For many, SNK is probably best known for Neo Geo-based franchises like Metal Slug, Samurai Shodown, The King of Fighters, Art of Fighting, and Fatal Fury. But the company has a rich history that began long before their modular-based hardware was introduced in 1990. From 1979 to the late ‘80s, the Osaka-based firm focused on creating coin-operated arcade machines, creating over two dozen cabinets during this prolific period. Amidst this era, SNK helped define many of the mechanics that would become mainstays in gaming, with elements like life bars and boss fights incorporated into their efforts.
With the release of SNK 40th Anniversary Collection, players have an opportunity to visit the Shin Nihon Kikaku Corporation’s (which was shortened to SNK in 1980) early years. Unlike most anthologies that feel like quick cash-ins built upon slipshod emulation and accompanied by a restrained amount of trimmings, the Anniversary Collection is surprisingly generous.
Although the game ships with thirteen titles, the actual amount of content is more substantial. For many of the titles, co-developer Digital Eclipse includes both the Japanese and U.S version, as well as the arcade and console iterations. The Nintendo Entertainment System wasn’t as powerful as arcade machines, so you’ll witness a number of creative liberties taken by the home versions. But this was a period of unbridled ingenuity in Japan, and many of the adaptations prove to be just as enjoyable as their coin-eating counterparts.
As someone who had only experienced Athena on the NES, I was now able to appreciate the work that went recreating the title’s weapon mechanics. The game might have looked different, with the princess reduced to a shorter, less detailed sprite. But a comparison between arcade and console version revealed just how closely the latter recreated the manic swinging clubs, hammers, flails, and swords. Likewise, the home version of Guerilla War was forced to forsake the rotating second joystick that was used to aiming your shots. But it’s quite amazing to see how the NES version reproduced the original version’s level layouts.

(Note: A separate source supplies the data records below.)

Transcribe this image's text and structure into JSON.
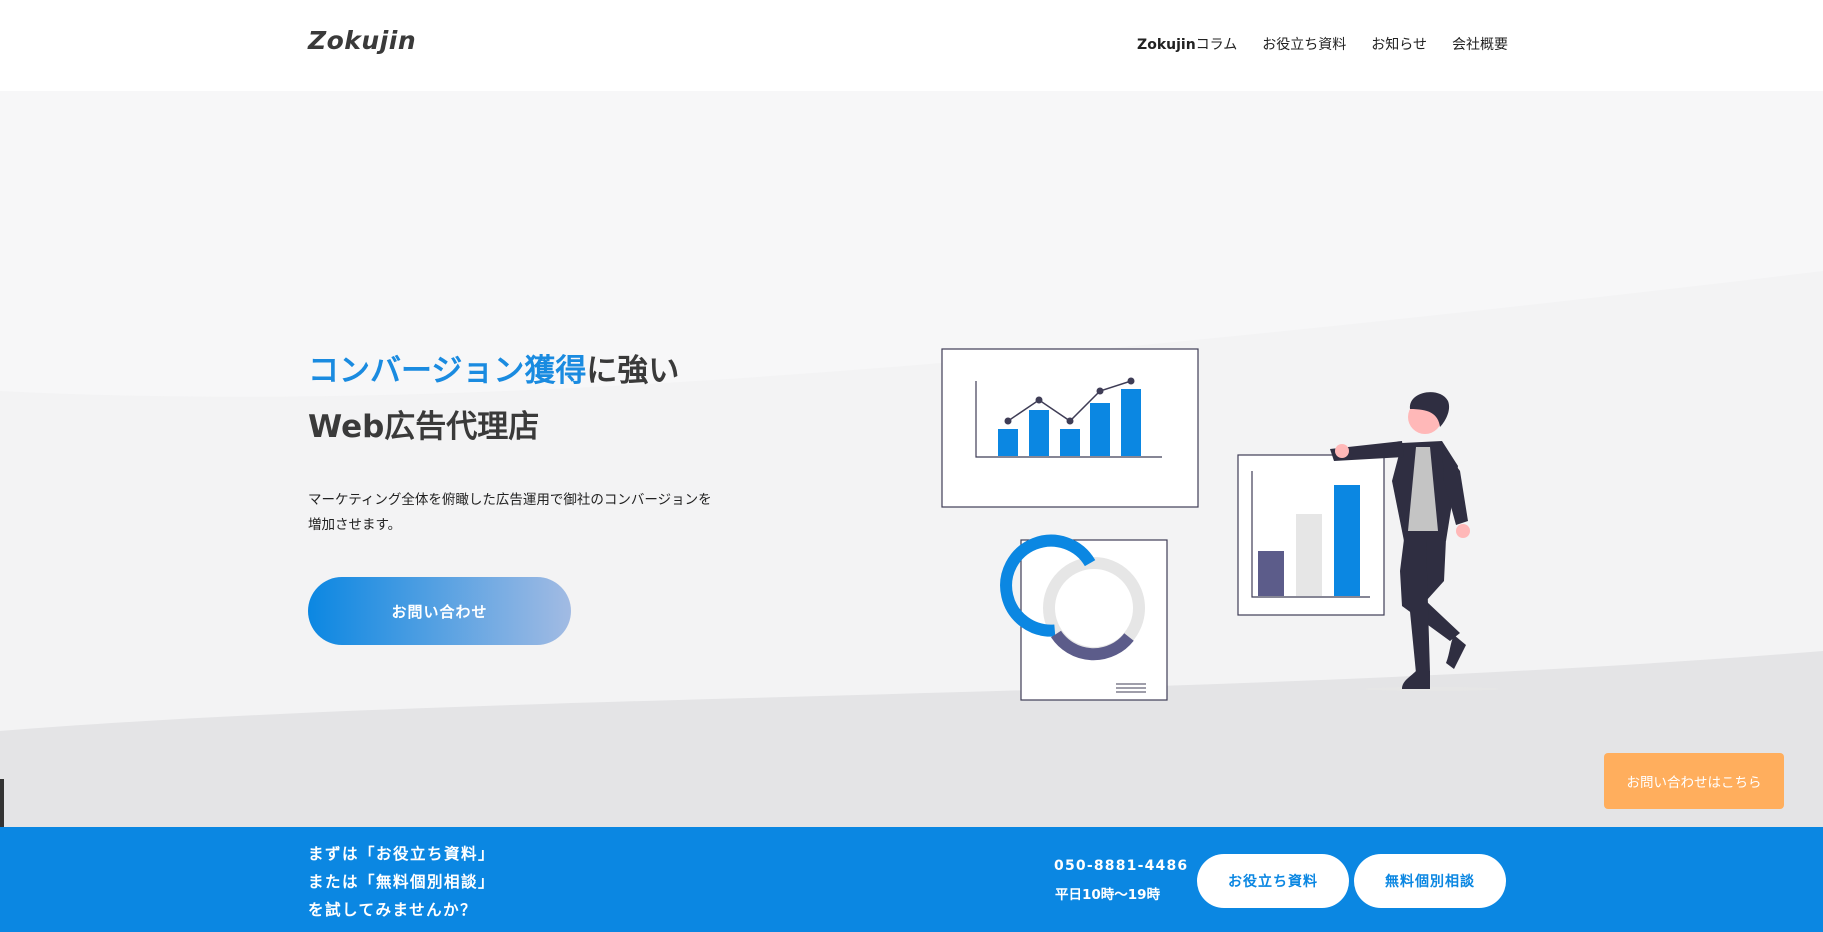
{
  "header": {
    "logo": "Zokujin",
    "nav": [
      {
        "bold": "Zokujin",
        "label": "コラム"
      },
      {
        "bold": "",
        "label": "お役立ち資料"
      },
      {
        "bold": "",
        "label": "お知らせ"
      },
      {
        "bold": "",
        "label": "会社概要"
      }
    ]
  },
  "hero": {
    "headline_accent": "コンバージョン獲得",
    "headline_rest": "に強い",
    "headline_line2": "Web広告代理店",
    "lead_line1": "マーケティング全体を俯瞰した広告運用で御社のコンバージョンを",
    "lead_line2": "増加させます。",
    "cta_label": "お問い合わせ"
  },
  "float_button": "お問い合わせはこちら",
  "bottom_bar": {
    "line1": "まずは「お役立ち資料」",
    "line2": "または「無料個別相談」",
    "line3": "を試してみませんか？",
    "tel": "050-8881-4486",
    "hours": "平日10時～19時",
    "button1": "お役立ち資料",
    "button2": "無料個別相談"
  },
  "colors": {
    "accent": "#0b87e2",
    "float": "#ffae5d",
    "dark": "#2f2e41"
  }
}
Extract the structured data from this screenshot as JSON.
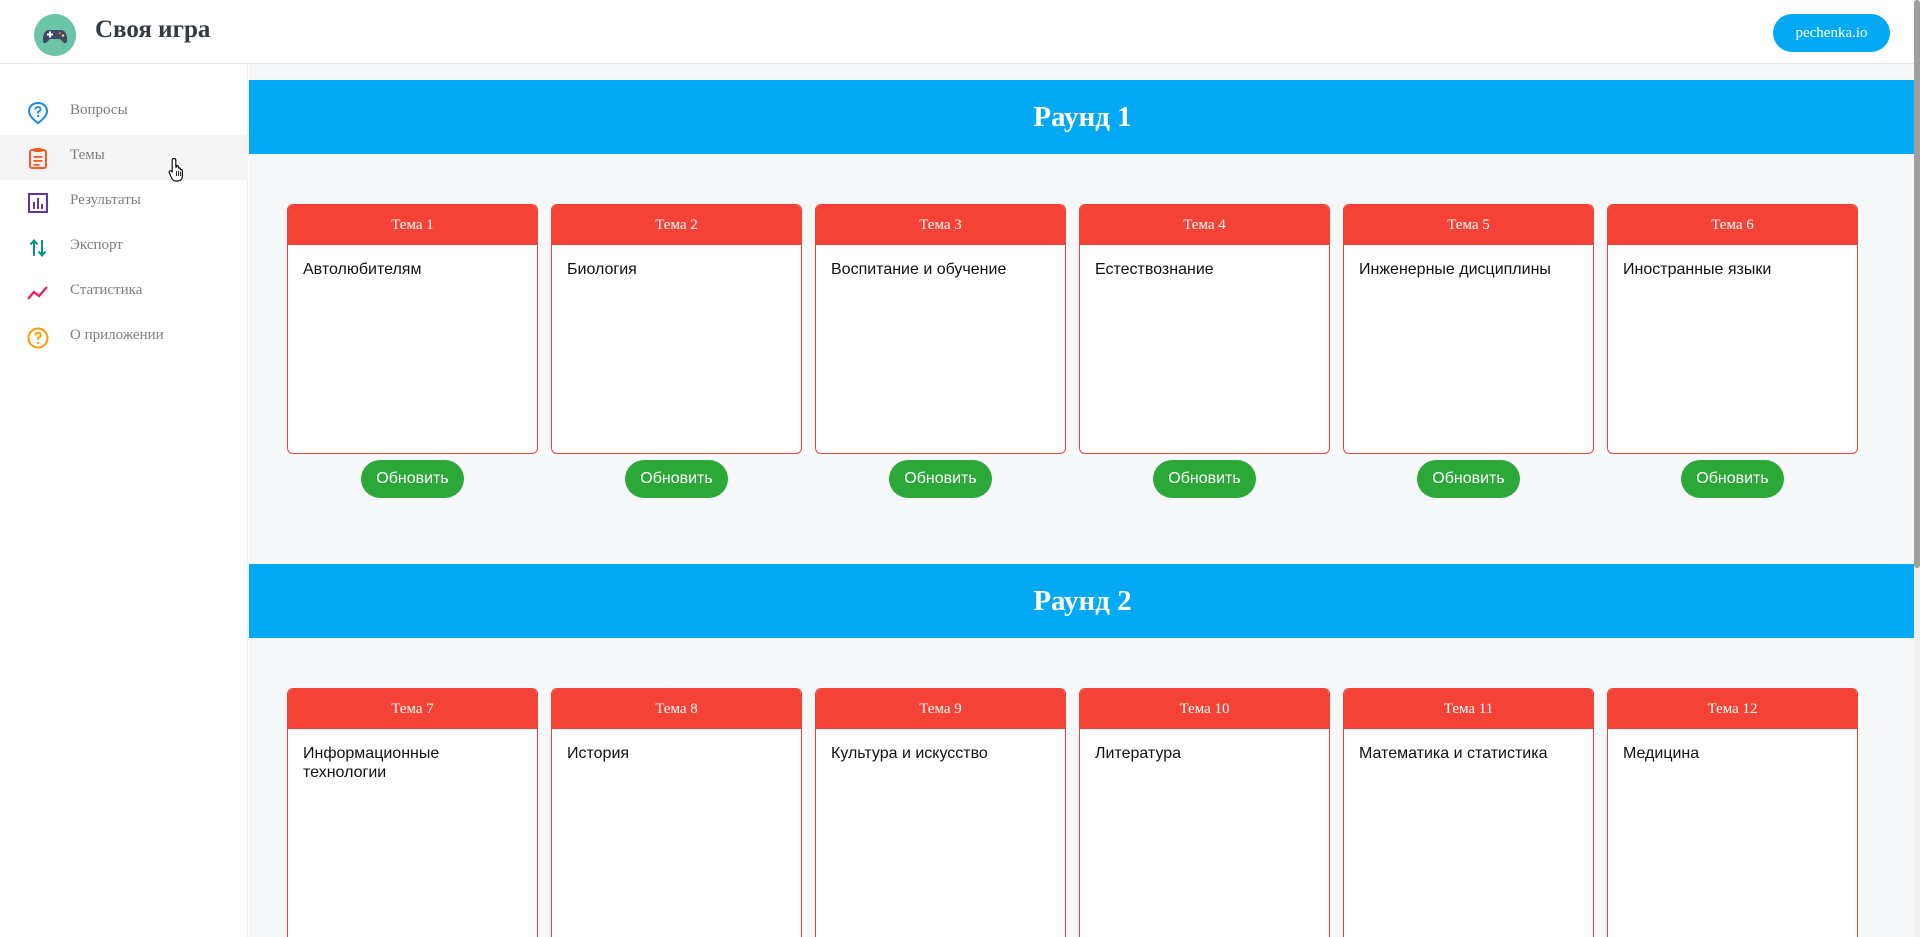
{
  "header": {
    "title": "Своя игра",
    "user_button": "pechenka.io",
    "logo_icon": "gamepad-icon"
  },
  "sidebar": {
    "items": [
      {
        "label": "Вопросы",
        "icon": "question-pin-icon",
        "color": "#1e88e5"
      },
      {
        "label": "Темы",
        "icon": "clipboard-icon",
        "color": "#ff5722"
      },
      {
        "label": "Результаты",
        "icon": "bar-chart-icon",
        "color": "#5e35b1"
      },
      {
        "label": "Экспорт",
        "icon": "swap-vert-icon",
        "color": "#009688"
      },
      {
        "label": "Статистика",
        "icon": "trend-line-icon",
        "color": "#e91e63"
      },
      {
        "label": "О приложении",
        "icon": "help-circle-icon",
        "color": "#ff9800"
      }
    ],
    "active_index": 1
  },
  "rounds": [
    {
      "title": "Раунд 1",
      "topics": [
        {
          "header": "Тема 1",
          "name": "Автолюбителям",
          "button": "Обновить"
        },
        {
          "header": "Тема 2",
          "name": "Биология",
          "button": "Обновить"
        },
        {
          "header": "Тема 3",
          "name": "Воспитание и обучение",
          "button": "Обновить"
        },
        {
          "header": "Тема 4",
          "name": "Естествознание",
          "button": "Обновить"
        },
        {
          "header": "Тема 5",
          "name": "Инженерные дисциплины",
          "button": "Обновить"
        },
        {
          "header": "Тема 6",
          "name": "Иностранные языки",
          "button": "Обновить"
        }
      ]
    },
    {
      "title": "Раунд 2",
      "topics": [
        {
          "header": "Тема 7",
          "name": "Информационные технологии"
        },
        {
          "header": "Тема 8",
          "name": "История"
        },
        {
          "header": "Тема 9",
          "name": "Культура и искусство"
        },
        {
          "header": "Тема 10",
          "name": "Литература"
        },
        {
          "header": "Тема 11",
          "name": "Математика и статистика"
        },
        {
          "header": "Тема 12",
          "name": "Медицина"
        }
      ]
    }
  ],
  "colors": {
    "accent": "#03a9f4",
    "topic": "#f44336",
    "button": "#2ba837"
  }
}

The arcade version of Guerilla War, as well as its predecessors, TNK III and The Ikari Warriors trilogy haven’t always garnered the admiration of fans. Mostly, that’s because of the game’s unusual hardware set-up that has eluded emulation efforts. Pleasingly, these run-and-guns are all well represented here, with Digital Eclipse mapping the actions of SNK’s “loop lever” onto the Switch’s second analog stick. When I first heard about the design decision, I was skeptical. But in execution, it makes each arcade game playable. For die-hard aficionados, this inclusion alone makes the collection worthy of consideration.
Elsewhere, titles like the power-up heavy Alpha Mission, Zelda-esque Crystalis, or horizontally-scrolling shooter, Prehistorical Isle, are absorbing, justifying multiple plays. Sure, the obligatory clunker is present, with P.O.W. demonstrating that difficulty designed to devour a steady stream of quarters is just as insidious as today’s loot boxes and ubiquitous season passes. And while publisher NIS America should be commended for expanding the compilation with eleven additional titles for free next month, the process leaves something to be desired. Ideally, these would have been included on the cartridge, because as collector’s realize, physical games are always better than the uncertainty of publisher servers. On the day when the Switch goes offline, a portion of this collection permanently disappears with it.
That said, there’s far more qualities than qualms with the 40th Anniversary Collection. The developers integrated professional playthroughs for each title. If you ever encounter a boss you can’t beat, it’s great to be able to fast forward to a section and glean a winning technique. Lacking the incessant advertisements and vapid monologue that’s customary on YouTube, this is a gratifying addition that should be mandatory in all anthologies.
Retro enthusiasts will undoubtedly appreciate the addition of a trio of ancillary inclusions. SNK Complete Works 1978-1990 offers a chronologically-organized almanac of the companies works, with screenshots, sales sheets, and brief explanations of each. ‘Bonus Features’ extends advertisements, concept art, newsletters, and a handful of guidebooks for their arcade games. While the two supplements have a large amount of Japanese text, reading isn’t a constraint when enjoying the art and basking in the details around each cabinet. Fortunately, no knowledge of kana is necessary to enjoy a collection of soundtracks for twelve of the collection’s fourteen games. As with every part of the anthology, original arcade art is used within the menus. Not only is Anniversary Collection good looking, but its interface is snappy, and the load times are nearly nonexistent. There’s also a healthy amount of options to be found, so you can tweak the size of display mode, output image size, as well as access some of the dip switches to change things like difficulty and number of starting lives.
There are two criteria when evaluating anthologies like one. First, a collection should recreate the original arcade experience as closely as possible. Any new glitches, bugs, or oddities that weren’t in the original game should be minimal. Second, a compilation should come with as much source material to express context. With spot-on emulation, SNK 40th Anniversary nails the former. But without interviews or any kind of conversation with the original programmers, the collection doesn’t quite seize its complete potential. But save for that exception, it’s a noble effort, and undoubtedly deserves a follow-up which catalog’s SNK more recent efforts.